The latest career to get decapitated on the railroad tracks of the allegation express is comic book editor Eddie Berganza, who was sacked by DC Comics after years of complaints filed against Berganza for sexual harassment. "We are committed to eradicating harassment and ensuring that all employees, as well as our freelance community, are aware of our policies, are comfortable reporting any concerns and feel supported by our Company".
Among the stories recounted in the BuzzFeed article is Liz Gehrlein Marsham's account that, within weeks of being hired as an editor at DC Comics, Berganza forcibly kissed her and attempted to grope her at a bar near DC's former New York City offices.
Berganza started with DC in 1992 and worked his way up to eventually become executive editor of the DCU in 2010. Berganza, who was up for a promotion to executive editor at the time, received that promotion anyway.
Those fears were apparently well-founded: As BuzzFeed notes, "among the women who reported Berganza to human resources, none still work for DC", and all have moved away from working in mainstream comics publishing.
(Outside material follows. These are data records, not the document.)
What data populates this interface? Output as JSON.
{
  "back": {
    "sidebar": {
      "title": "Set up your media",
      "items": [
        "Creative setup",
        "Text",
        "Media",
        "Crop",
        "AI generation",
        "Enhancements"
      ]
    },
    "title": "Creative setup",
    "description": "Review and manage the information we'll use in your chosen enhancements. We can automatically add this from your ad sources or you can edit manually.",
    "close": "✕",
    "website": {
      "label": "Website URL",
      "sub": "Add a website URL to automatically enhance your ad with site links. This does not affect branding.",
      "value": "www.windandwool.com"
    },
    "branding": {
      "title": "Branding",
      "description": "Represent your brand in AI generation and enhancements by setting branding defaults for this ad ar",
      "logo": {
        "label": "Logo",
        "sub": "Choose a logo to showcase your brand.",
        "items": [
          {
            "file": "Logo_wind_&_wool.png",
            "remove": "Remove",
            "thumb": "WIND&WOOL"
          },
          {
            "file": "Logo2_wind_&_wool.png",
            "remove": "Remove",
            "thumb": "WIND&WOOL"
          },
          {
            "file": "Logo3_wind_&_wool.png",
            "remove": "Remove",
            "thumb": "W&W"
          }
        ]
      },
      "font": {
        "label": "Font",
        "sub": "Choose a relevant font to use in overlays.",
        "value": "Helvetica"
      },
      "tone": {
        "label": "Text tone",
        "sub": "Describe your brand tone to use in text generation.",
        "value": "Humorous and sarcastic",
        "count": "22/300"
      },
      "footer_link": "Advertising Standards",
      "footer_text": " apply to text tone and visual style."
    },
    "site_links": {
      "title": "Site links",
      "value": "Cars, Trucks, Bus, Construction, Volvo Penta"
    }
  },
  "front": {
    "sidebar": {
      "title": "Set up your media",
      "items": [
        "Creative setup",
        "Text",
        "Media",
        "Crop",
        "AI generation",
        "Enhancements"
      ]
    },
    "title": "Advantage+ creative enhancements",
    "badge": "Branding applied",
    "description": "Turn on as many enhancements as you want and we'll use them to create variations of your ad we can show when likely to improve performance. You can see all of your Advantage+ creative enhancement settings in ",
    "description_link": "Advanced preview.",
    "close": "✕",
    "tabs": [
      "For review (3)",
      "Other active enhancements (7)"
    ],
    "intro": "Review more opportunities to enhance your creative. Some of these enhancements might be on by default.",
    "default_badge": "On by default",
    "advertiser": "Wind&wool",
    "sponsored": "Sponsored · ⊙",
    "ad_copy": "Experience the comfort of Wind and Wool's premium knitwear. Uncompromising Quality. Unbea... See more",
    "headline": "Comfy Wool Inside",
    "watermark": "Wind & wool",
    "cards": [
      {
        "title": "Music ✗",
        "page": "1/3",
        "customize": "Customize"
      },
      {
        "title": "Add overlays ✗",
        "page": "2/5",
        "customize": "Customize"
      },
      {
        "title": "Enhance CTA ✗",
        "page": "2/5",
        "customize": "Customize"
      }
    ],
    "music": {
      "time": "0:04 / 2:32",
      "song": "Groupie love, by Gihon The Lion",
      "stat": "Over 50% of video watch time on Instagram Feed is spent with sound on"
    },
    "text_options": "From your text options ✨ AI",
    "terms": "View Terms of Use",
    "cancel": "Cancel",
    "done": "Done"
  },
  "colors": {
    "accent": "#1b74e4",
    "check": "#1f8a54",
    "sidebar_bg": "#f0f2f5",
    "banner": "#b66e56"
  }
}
Rumors of inappropriate conduct by Berganza have circulated openly for roughly a decade, and several former employees came forward last week in a story published by Buzzfeed alleging a pattern of sexual harassment.
After the earlier suspension of Berganza, the comics website the Mary Sue alleged that DC's response was "undeniably too little, too late".
While some people have praised DC for parting ways with Berganza, his firing has caused some controversy online.
The women in BuzzFeed's report all emphasize the competitive nature of the comics industry, where legions of fans dream of working at Marvel and DC, as contributing to the pressure they felt to stay silent. Eventually she and all of the other women involved in the group complaint left DC.
DC had already punished Berganza at least once in the past over his behavior.